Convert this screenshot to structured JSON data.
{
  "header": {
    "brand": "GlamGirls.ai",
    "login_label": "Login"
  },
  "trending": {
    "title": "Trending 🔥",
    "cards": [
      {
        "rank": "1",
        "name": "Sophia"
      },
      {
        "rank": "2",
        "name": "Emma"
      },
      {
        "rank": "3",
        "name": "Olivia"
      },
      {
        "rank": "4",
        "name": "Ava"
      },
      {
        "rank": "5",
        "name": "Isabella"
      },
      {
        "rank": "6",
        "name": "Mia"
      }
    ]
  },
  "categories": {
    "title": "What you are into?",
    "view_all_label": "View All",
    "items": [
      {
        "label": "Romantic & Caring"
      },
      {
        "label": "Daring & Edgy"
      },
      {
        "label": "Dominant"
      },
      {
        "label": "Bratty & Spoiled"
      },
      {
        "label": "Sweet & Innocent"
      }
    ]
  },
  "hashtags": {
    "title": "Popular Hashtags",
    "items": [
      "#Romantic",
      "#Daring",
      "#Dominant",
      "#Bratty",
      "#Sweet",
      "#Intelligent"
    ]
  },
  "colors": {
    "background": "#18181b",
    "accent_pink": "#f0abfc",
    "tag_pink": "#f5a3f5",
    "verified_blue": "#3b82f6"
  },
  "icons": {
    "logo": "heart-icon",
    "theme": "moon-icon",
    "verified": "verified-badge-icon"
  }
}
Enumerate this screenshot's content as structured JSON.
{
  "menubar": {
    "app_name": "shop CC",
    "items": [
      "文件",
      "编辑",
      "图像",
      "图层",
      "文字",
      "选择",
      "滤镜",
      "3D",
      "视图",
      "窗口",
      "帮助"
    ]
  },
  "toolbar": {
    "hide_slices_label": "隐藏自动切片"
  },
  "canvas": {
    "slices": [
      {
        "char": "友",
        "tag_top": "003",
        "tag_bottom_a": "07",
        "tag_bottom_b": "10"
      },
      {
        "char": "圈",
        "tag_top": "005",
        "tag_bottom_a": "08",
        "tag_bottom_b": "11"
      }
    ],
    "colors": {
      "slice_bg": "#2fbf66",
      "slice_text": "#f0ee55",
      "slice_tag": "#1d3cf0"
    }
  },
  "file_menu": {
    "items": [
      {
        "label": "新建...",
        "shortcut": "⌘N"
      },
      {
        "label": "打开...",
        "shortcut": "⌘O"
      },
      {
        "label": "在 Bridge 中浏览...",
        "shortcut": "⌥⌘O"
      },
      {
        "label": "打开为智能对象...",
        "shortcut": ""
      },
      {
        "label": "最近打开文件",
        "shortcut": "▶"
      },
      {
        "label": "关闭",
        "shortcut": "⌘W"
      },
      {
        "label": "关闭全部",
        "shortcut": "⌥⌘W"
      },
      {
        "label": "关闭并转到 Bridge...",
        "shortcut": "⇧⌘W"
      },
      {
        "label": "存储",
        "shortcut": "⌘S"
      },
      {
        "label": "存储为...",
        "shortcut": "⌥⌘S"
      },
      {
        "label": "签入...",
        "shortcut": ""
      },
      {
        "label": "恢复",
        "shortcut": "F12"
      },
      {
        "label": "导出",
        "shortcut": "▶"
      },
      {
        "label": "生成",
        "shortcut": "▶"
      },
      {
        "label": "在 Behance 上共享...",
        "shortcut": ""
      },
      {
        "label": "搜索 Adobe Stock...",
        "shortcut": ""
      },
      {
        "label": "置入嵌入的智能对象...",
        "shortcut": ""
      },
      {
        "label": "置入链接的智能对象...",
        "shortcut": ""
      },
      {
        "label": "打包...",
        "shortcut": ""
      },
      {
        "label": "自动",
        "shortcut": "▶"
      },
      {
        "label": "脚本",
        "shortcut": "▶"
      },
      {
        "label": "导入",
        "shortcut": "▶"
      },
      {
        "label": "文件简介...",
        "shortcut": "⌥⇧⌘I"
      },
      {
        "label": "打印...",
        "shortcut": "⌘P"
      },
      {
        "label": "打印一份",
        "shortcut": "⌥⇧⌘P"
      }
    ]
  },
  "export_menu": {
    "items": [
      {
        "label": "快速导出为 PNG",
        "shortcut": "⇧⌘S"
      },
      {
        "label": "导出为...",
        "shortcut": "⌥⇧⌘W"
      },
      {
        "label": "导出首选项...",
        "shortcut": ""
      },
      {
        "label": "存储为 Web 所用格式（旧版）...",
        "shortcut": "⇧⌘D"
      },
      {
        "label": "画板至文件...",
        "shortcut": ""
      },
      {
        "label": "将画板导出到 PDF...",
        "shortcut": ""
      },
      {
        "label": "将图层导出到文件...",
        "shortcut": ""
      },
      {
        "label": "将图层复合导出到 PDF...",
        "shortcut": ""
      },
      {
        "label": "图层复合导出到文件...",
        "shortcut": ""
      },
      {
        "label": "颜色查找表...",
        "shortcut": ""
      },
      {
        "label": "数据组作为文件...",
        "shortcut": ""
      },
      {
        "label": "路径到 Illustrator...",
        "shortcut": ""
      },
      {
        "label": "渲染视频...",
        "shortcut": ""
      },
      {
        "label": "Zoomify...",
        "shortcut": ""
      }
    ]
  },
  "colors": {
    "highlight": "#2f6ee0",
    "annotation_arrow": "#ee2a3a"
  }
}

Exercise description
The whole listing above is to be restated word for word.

The completed task
Convert this screenshot to structured JSON data.
{
  "header": {
    "brand": "GlamGirls.ai",
    "login_label": "Login"
  },
  "trending": {
    "title": "Trending 🔥",
    "cards": [
      {
        "rank": "1",
        "name": "Sophia"
      },
      {
        "rank": "2",
        "name": "Emma"
      },
      {
        "rank": "3",
        "name": "Olivia"
      },
      {
        "rank": "4",
        "name": "Ava"
      },
      {
        "rank": "5",
        "name": "Isabella"
      },
      {
        "rank": "6",
        "name": "Mia"
      }
    ]
  },
  "categories": {
    "title": "What you are into?",
    "view_all_label": "View All",
    "items": [
      {
        "label": "Romantic & Caring"
      },
      {
        "label": "Daring & Edgy"
      },
      {
        "label": "Dominant"
      },
      {
        "label": "Bratty & Spoiled"
      },
      {
        "label": "Sweet & Innocent"
      }
    ]
  },
  "hashtags": {
    "title": "Popular Hashtags",
    "items": [
      "#Romantic",
      "#Daring",
      "#Dominant",
      "#Bratty",
      "#Sweet",
      "#Intelligent"
    ]
  },
  "colors": {
    "background": "#18181b",
    "accent_pink": "#f0abfc",
    "tag_pink": "#f5a3f5",
    "verified_blue": "#3b82f6"
  },
  "icons": {
    "logo": "heart-icon",
    "theme": "moon-icon",
    "verified": "verified-badge-icon"
  }
}
Enumerate this screenshot's content as structured JSON.
{
  "menubar": {
    "app_name": "shop CC",
    "items": [
      "文件",
      "编辑",
      "图像",
      "图层",
      "文字",
      "选择",
      "滤镜",
      "3D",
      "视图",
      "窗口",
      "帮助"
    ]
  },
  "toolbar": {
    "hide_slices_label": "隐藏自动切片"
  },
  "canvas": {
    "slices": [
      {
        "char": "友",
        "tag_top": "003",
        "tag_bottom_a": "07",
        "tag_bottom_b": "10"
      },
      {
        "char": "圈",
        "tag_top": "005",
        "tag_bottom_a": "08",
        "tag_bottom_b": "11"
      }
    ],
    "colors": {
      "slice_bg": "#2fbf66",
      "slice_text": "#f0ee55",
      "slice_tag": "#1d3cf0"
    }
  },
  "file_menu": {
    "items": [
      {
        "label": "新建...",
        "shortcut": "⌘N"
      },
      {
        "label": "打开...",
        "shortcut": "⌘O"
      },
      {
        "label": "在 Bridge 中浏览...",
        "shortcut": "⌥⌘O"
      },
      {
        "label": "打开为智能对象...",
        "shortcut": ""
      },
      {
        "label": "最近打开文件",
        "shortcut": "▶"
      },
      {
        "label": "关闭",
        "shortcut": "⌘W"
      },
      {
        "label": "关闭全部",
        "shortcut": "⌥⌘W"
      },
      {
        "label": "关闭并转到 Bridge...",
        "shortcut": "⇧⌘W"
      },
      {
        "label": "存储",
        "shortcut": "⌘S"
      },
      {
        "label": "存储为...",
        "shortcut": "⌥⌘S"
      },
      {
        "label": "签入...",
        "shortcut": ""
      },
      {
        "label": "恢复",
        "shortcut": "F12"
      },
      {
        "label": "导出",
        "shortcut": "▶"
      },
      {
        "label": "生成",
        "shortcut": "▶"
      },
      {
        "label": "在 Behance 上共享...",
        "shortcut": ""
      },
      {
        "label": "搜索 Adobe Stock...",
        "shortcut": ""
      },
      {
        "label": "置入嵌入的智能对象...",
        "shortcut": ""
      },
      {
        "label": "置入链接的智能对象...",
        "shortcut": ""
      },
      {
        "label": "打包...",
        "shortcut": ""
      },
      {
        "label": "自动",
        "shortcut": "▶"
      },
      {
        "label": "脚本",
        "shortcut": "▶"
      },
      {
        "label": "导入",
        "shortcut": "▶"
      },
      {
        "label": "文件简介...",
        "shortcut": "⌥⇧⌘I"
      },
      {
        "label": "打印...",
        "shortcut": "⌘P"
      },
      {
        "label": "打印一份",
        "shortcut": "⌥⇧⌘P"
      }
    ]
  },
  "export_menu": {
    "items": [
      {
        "label": "快速导出为 PNG",
        "shortcut": "⇧⌘S"
      },
      {
        "label": "导出为...",
        "shortcut": "⌥⇧⌘W"
      },
      {
        "label": "导出首选项...",
        "shortcut": ""
      },
      {
        "label": "存储为 Web 所用格式（旧版）...",
        "shortcut": "⇧⌘D"
      },
      {
        "label": "画板至文件...",
        "shortcut": ""
      },
      {
        "label": "将画板导出到 PDF...",
        "shortcut": ""
      },
      {
        "label": "将图层导出到文件...",
        "shortcut": ""
      },
      {
        "label": "将图层复合导出到 PDF...",
        "shortcut": ""
      },
      {
        "label": "图层复合导出到文件...",
        "shortcut": ""
      },
      {
        "label": "颜色查找表...",
        "shortcut": ""
      },
      {
        "label": "数据组作为文件...",
        "shortcut": ""
      },
      {
        "label": "路径到 Illustrator...",
        "shortcut": ""
      },
      {
        "label": "渲染视频...",
        "shortcut": ""
      },
      {
        "label": "Zoomify...",
        "shortcut": ""
      }
    ]
  },
  "colors": {
    "highlight": "#2f6ee0",
    "annotation_arrow": "#ee2a3a"
  }
}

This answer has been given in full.